++++ EXTRACTED DATA ++++

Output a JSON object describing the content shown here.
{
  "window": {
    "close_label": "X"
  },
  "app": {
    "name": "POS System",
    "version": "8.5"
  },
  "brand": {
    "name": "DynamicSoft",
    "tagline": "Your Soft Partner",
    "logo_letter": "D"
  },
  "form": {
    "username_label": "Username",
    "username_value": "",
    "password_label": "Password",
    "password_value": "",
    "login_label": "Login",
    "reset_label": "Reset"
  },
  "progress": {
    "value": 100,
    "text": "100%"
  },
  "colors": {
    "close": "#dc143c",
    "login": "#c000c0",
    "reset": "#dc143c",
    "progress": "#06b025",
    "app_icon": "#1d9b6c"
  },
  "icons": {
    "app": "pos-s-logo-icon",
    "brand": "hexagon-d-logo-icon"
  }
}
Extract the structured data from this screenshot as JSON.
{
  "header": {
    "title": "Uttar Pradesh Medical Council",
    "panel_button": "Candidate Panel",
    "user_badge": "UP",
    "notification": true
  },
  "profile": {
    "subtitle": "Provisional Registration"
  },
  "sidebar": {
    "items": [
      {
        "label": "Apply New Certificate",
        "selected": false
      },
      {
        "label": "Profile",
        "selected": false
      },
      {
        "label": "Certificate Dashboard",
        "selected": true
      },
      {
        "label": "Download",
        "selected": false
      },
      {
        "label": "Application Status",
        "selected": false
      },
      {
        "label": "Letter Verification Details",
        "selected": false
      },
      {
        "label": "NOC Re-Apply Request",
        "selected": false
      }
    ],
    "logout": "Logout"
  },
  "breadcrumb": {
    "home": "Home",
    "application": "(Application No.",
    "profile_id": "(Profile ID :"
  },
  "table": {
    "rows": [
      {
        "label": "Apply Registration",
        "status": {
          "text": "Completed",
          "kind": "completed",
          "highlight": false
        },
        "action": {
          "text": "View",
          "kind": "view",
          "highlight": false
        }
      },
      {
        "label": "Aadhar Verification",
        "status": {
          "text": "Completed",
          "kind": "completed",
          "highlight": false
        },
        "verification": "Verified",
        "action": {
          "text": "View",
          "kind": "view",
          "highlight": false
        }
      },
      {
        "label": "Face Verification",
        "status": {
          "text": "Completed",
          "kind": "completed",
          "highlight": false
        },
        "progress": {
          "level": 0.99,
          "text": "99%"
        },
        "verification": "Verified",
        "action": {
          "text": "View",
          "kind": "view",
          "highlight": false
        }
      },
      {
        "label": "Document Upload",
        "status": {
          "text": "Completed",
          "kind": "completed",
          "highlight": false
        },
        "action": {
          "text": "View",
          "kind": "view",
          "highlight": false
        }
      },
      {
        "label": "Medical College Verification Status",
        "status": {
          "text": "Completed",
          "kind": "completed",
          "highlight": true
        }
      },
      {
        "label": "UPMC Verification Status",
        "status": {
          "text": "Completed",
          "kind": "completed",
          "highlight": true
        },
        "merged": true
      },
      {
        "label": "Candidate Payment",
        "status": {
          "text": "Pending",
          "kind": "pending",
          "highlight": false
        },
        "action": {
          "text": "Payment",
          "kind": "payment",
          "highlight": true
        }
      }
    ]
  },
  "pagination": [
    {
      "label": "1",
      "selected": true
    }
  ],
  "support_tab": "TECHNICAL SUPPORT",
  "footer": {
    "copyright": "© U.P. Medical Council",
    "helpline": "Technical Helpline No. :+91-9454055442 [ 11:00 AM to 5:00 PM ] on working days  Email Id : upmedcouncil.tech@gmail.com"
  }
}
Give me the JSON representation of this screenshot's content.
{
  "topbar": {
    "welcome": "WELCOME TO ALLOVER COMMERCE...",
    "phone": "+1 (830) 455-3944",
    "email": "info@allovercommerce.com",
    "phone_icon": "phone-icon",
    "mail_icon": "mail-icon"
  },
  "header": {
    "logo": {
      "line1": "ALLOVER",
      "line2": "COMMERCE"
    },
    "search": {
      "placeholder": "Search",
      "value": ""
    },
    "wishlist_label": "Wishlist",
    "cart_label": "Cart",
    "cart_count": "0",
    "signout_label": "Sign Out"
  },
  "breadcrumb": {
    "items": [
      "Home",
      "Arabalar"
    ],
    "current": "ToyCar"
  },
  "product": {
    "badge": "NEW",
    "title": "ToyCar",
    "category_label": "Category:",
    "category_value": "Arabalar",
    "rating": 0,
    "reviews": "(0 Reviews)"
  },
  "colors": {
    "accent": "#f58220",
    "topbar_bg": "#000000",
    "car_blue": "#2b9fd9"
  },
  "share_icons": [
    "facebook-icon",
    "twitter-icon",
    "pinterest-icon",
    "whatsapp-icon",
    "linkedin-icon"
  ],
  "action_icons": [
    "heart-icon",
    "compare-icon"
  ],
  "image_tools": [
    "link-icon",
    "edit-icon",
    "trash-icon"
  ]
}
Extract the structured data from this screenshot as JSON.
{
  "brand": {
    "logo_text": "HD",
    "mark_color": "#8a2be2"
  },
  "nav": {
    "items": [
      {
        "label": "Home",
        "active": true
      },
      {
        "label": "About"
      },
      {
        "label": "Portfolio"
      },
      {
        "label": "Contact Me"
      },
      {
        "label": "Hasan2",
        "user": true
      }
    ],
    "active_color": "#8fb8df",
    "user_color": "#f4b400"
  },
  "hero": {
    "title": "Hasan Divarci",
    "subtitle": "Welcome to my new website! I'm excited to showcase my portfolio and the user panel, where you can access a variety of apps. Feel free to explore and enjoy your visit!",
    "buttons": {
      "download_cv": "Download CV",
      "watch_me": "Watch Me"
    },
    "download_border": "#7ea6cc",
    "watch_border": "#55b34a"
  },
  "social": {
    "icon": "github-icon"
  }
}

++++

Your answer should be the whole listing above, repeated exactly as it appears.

Output a JSON object describing the content shown here.
{
  "window": {
    "close_label": "X"
  },
  "app": {
    "name": "POS System",
    "version": "8.5"
  },
  "brand": {
    "name": "DynamicSoft",
    "tagline": "Your Soft Partner",
    "logo_letter": "D"
  },
  "form": {
    "username_label": "Username",
    "username_value": "",
    "password_label": "Password",
    "password_value": "",
    "login_label": "Login",
    "reset_label": "Reset"
  },
  "progress": {
    "value": 100,
    "text": "100%"
  },
  "colors": {
    "close": "#dc143c",
    "login": "#c000c0",
    "reset": "#dc143c",
    "progress": "#06b025",
    "app_icon": "#1d9b6c"
  },
  "icons": {
    "app": "pos-s-logo-icon",
    "brand": "hexagon-d-logo-icon"
  }
}
Extract the structured data from this screenshot as JSON.
{
  "header": {
    "title": "Uttar Pradesh Medical Council",
    "panel_button": "Candidate Panel",
    "user_badge": "UP",
    "notification": true
  },
  "profile": {
    "subtitle": "Provisional Registration"
  },
  "sidebar": {
    "items": [
      {
        "label": "Apply New Certificate",
        "selected": false
      },
      {
        "label": "Profile",
        "selected": false
      },
      {
        "label": "Certificate Dashboard",
        "selected": true
      },
      {
        "label": "Download",
        "selected": false
      },
      {
        "label": "Application Status",
        "selected": false
      },
      {
        "label": "Letter Verification Details",
        "selected": false
      },
      {
        "label": "NOC Re-Apply Request",
        "selected": false
      }
    ],
    "logout": "Logout"
  },
  "breadcrumb": {
    "home": "Home",
    "application": "(Application No.",
    "profile_id": "(Profile ID :"
  },
  "table": {
    "rows": [
      {
        "label": "Apply Registration",
        "status": {
          "text": "Completed",
          "kind": "completed",
          "highlight": false
        },
        "action": {
          "text": "View",
          "kind": "view",
          "highlight": false
        }
      },
      {
        "label": "Aadhar Verification",
        "status": {
          "text": "Completed",
          "kind": "completed",
          "highlight": false
        },
        "verification": "Verified",
        "action": {
          "text": "View",
          "kind": "view",
          "highlight": false
        }
      },
      {
        "label": "Face Verification",
        "status": {
          "text": "Completed",
          "kind": "completed",
          "highlight": false
        },
        "progress": {
          "level": 0.99,
          "text": "99%"
        },
        "verification": "Verified",
        "action": {
          "text": "View",
          "kind": "view",
          "highlight": false
        }
      },
      {
        "label": "Document Upload",
        "status": {
          "text": "Completed",
          "kind": "completed",
          "highlight": false
        },
        "action": {
          "text": "View",
          "kind": "view",
          "highlight": false
        }
      },
      {
        "label": "Medical College Verification Status",
        "status": {
          "text": "Completed",
          "kind": "completed",
          "highlight": true
        }
      },
      {
        "label": "UPMC Verification Status",
        "status": {
          "text": "Completed",
          "kind": "completed",
          "highlight": true
        },
        "merged": true
      },
      {
        "label": "Candidate Payment",
        "status": {
          "text": "Pending",
          "kind": "pending",
          "highlight": false
        },
        "action": {
          "text": "Payment",
          "kind": "payment",
          "highlight": true
        }
      }
    ]
  },
  "pagination": [
    {
      "label": "1",
      "selected": true
    }
  ],
  "support_tab": "TECHNICAL SUPPORT",
  "footer": {
    "copyright": "© U.P. Medical Council",
    "helpline": "Technical Helpline No. :+91-9454055442 [ 11:00 AM to 5:00 PM ] on working days  Email Id : upmedcouncil.tech@gmail.com"
  }
}
Give me the JSON representation of this screenshot's content.
{
  "topbar": {
    "welcome": "WELCOME TO ALLOVER COMMERCE...",
    "phone": "+1 (830) 455-3944",
    "email": "info@allovercommerce.com",
    "phone_icon": "phone-icon",
    "mail_icon": "mail-icon"
  },
  "header": {
    "logo": {
      "line1": "ALLOVER",
      "line2": "COMMERCE"
    },
    "search": {
      "placeholder": "Search",
      "value": ""
    },
    "wishlist_label": "Wishlist",
    "cart_label": "Cart",
    "cart_count": "0",
    "signout_label": "Sign Out"
  },
  "breadcrumb": {
    "items": [
      "Home",
      "Arabalar"
    ],
    "current": "ToyCar"
  },
  "product": {
    "badge": "NEW",
    "title": "ToyCar",
    "category_label": "Category:",
    "category_value": "Arabalar",
    "rating": 0,
    "reviews": "(0 Reviews)"
  },
  "colors": {
    "accent": "#f58220",
    "topbar_bg": "#000000",
    "car_blue": "#2b9fd9"
  },
  "share_icons": [
    "facebook-icon",
    "twitter-icon",
    "pinterest-icon",
    "whatsapp-icon",
    "linkedin-icon"
  ],
  "action_icons": [
    "heart-icon",
    "compare-icon"
  ],
  "image_tools": [
    "link-icon",
    "edit-icon",
    "trash-icon"
  ]
}
Extract the structured data from this screenshot as JSON.
{
  "brand": {
    "logo_text": "HD",
    "mark_color": "#8a2be2"
  },
  "nav": {
    "items": [
      {
        "label": "Home",
        "active": true
      },
      {
        "label": "About"
      },
      {
        "label": "Portfolio"
      },
      {
        "label": "Contact Me"
      },
      {
        "label": "Hasan2",
        "user": true
      }
    ],
    "active_color": "#8fb8df",
    "user_color": "#f4b400"
  },
  "hero": {
    "title": "Hasan Divarci",
    "subtitle": "Welcome to my new website! I'm excited to showcase my portfolio and the user panel, where you can access a variety of apps. Feel free to explore and enjoy your visit!",
    "buttons": {
      "download_cv": "Download CV",
      "watch_me": "Watch Me"
    },
    "download_border": "#7ea6cc",
    "watch_border": "#55b34a"
  },
  "social": {
    "icon": "github-icon"
  }
}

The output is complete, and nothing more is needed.